Items from a data source
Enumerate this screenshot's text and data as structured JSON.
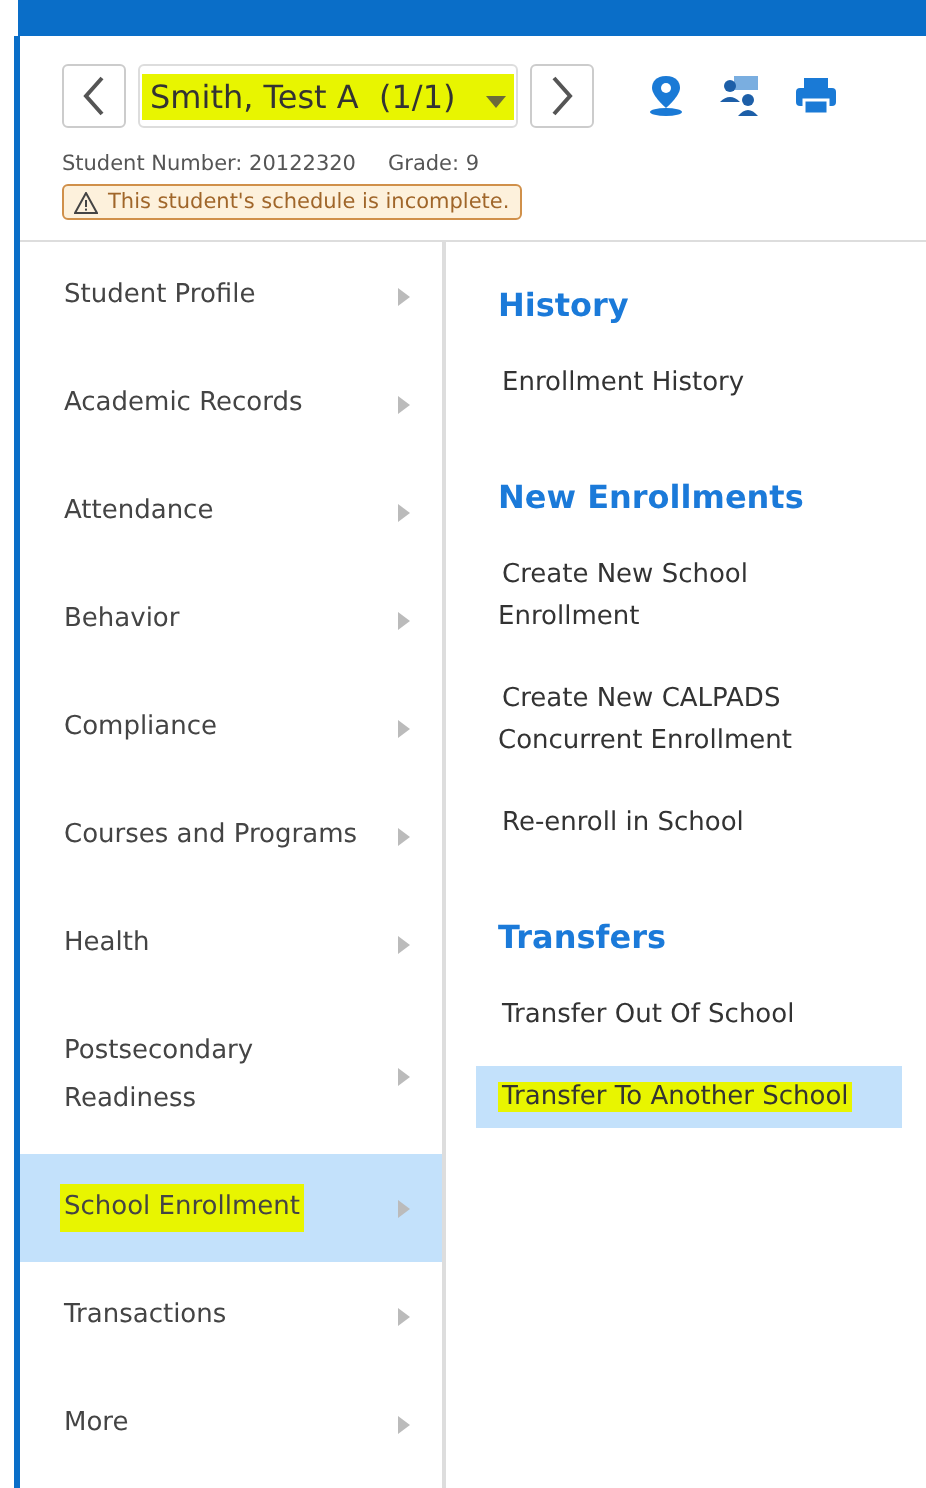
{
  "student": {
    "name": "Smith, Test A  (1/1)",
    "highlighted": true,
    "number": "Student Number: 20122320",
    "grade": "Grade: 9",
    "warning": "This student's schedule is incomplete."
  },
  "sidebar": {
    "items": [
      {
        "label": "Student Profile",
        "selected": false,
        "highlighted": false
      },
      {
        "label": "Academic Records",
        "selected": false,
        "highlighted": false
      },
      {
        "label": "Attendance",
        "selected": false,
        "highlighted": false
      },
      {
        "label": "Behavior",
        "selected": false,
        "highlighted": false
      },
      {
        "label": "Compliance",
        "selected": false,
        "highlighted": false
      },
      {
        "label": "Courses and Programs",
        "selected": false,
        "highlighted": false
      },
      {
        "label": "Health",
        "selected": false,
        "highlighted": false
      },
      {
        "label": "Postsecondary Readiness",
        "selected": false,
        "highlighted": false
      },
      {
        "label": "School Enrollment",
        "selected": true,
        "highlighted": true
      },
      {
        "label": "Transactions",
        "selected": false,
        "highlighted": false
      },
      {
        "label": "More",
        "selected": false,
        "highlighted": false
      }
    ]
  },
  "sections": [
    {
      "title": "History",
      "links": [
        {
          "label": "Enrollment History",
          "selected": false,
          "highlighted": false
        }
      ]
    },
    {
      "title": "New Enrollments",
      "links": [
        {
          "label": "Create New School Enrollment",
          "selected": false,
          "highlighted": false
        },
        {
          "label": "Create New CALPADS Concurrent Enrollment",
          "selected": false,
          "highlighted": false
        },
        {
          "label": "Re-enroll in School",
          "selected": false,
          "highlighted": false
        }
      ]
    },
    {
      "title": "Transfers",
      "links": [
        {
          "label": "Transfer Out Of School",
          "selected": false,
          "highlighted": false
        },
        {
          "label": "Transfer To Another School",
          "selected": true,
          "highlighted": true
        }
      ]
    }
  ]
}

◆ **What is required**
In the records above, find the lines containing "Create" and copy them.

◆ **Task output**
          "label": "Create New School Enrollment",
          "label": "Create New CALPADS Concurrent Enrollment",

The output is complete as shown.